Task to carry out: In the entries that follow, count each line containing "Confidence" and state the total, nothing more.

Entries from a dataset of interfaces

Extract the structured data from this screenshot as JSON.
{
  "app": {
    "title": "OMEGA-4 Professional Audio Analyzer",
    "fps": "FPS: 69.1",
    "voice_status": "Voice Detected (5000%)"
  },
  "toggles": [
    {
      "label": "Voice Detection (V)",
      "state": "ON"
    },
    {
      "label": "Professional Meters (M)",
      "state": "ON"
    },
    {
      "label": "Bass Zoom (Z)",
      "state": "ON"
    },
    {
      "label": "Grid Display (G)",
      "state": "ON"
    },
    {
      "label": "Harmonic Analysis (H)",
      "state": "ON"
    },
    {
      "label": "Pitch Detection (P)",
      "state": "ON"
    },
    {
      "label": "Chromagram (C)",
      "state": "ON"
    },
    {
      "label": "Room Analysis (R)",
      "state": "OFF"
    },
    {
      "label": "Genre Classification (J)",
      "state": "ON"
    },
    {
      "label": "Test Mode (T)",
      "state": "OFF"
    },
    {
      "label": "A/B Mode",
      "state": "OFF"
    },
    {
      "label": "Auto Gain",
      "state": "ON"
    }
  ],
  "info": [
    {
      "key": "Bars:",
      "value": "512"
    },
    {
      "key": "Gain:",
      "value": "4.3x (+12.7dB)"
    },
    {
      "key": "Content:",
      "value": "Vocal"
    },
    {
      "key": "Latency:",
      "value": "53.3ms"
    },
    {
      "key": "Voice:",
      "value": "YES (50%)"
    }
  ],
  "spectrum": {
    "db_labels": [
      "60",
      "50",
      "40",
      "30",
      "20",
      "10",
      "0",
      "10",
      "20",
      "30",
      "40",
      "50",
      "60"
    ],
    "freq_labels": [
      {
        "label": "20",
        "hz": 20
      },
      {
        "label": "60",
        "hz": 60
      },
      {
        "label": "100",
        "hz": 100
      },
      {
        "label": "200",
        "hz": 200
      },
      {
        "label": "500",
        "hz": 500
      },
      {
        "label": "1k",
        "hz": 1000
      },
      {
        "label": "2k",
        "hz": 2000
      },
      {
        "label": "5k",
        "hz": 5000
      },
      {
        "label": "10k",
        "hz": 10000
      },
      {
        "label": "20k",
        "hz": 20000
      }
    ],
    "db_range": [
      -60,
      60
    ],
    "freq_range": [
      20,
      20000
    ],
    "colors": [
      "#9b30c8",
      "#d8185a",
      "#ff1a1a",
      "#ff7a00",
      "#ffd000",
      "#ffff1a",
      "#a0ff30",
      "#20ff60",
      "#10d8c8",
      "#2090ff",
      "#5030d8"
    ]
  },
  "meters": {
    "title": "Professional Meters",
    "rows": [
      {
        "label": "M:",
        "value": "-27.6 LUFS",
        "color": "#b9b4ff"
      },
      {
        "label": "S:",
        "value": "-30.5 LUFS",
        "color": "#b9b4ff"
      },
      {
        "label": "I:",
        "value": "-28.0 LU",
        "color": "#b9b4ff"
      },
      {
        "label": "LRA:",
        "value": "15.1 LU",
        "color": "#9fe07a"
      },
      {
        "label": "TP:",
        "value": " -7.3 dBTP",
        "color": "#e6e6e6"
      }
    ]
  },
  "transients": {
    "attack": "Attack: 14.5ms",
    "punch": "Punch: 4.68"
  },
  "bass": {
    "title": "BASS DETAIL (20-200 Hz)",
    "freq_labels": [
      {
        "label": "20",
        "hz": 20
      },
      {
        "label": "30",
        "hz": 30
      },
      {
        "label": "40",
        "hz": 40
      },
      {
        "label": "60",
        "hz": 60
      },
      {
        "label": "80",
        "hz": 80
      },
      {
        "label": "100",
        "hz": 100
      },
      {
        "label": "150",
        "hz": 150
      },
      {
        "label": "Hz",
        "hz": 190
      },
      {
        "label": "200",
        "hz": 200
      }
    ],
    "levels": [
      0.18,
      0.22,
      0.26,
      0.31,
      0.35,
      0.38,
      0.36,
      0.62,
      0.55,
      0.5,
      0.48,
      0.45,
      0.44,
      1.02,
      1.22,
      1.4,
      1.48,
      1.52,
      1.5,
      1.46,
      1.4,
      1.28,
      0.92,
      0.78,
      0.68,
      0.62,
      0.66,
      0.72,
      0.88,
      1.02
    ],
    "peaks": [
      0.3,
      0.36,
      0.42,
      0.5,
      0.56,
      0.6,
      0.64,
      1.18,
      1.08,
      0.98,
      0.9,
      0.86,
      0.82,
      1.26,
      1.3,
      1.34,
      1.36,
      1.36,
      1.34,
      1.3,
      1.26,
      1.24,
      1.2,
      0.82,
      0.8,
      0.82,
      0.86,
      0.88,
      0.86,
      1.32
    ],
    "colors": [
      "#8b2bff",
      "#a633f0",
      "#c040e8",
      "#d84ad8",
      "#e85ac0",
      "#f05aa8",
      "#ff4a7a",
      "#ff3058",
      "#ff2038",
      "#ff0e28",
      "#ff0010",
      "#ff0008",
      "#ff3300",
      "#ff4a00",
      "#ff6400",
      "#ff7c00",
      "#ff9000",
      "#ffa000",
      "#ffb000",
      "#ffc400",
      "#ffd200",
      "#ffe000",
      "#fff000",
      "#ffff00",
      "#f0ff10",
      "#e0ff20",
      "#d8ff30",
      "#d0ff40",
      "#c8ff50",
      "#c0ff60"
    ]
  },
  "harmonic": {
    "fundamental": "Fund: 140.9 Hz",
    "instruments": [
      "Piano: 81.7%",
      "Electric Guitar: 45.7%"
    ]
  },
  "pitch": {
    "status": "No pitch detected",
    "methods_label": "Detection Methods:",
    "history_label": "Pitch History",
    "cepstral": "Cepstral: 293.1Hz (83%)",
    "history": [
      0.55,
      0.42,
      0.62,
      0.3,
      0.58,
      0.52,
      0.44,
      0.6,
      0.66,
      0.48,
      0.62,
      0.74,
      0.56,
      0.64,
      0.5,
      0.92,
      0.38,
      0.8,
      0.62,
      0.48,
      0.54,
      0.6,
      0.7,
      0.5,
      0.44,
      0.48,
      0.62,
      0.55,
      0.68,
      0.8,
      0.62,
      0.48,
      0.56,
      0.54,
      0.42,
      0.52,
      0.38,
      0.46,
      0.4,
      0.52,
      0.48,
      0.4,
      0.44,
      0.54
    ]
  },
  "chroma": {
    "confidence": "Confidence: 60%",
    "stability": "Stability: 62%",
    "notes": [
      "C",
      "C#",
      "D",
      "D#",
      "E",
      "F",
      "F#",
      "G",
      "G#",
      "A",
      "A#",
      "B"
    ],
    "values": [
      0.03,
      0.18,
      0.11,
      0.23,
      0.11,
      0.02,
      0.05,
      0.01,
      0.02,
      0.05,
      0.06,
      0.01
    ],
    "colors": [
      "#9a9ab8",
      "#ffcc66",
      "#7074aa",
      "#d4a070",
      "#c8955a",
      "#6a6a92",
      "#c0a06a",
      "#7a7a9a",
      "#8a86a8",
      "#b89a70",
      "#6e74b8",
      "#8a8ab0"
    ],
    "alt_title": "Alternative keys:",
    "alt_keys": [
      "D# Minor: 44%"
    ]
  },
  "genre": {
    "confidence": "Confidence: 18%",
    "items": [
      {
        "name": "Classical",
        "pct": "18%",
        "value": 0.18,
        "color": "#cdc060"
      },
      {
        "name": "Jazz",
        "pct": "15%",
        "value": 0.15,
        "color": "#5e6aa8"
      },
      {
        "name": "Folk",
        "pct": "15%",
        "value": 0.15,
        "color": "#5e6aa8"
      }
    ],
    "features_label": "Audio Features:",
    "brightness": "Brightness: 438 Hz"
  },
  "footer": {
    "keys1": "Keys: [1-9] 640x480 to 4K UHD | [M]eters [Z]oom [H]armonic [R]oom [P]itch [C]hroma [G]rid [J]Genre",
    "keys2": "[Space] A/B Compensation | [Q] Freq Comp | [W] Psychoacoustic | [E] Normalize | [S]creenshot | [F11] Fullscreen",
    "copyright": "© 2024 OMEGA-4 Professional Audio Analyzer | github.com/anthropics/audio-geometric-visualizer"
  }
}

Response: 2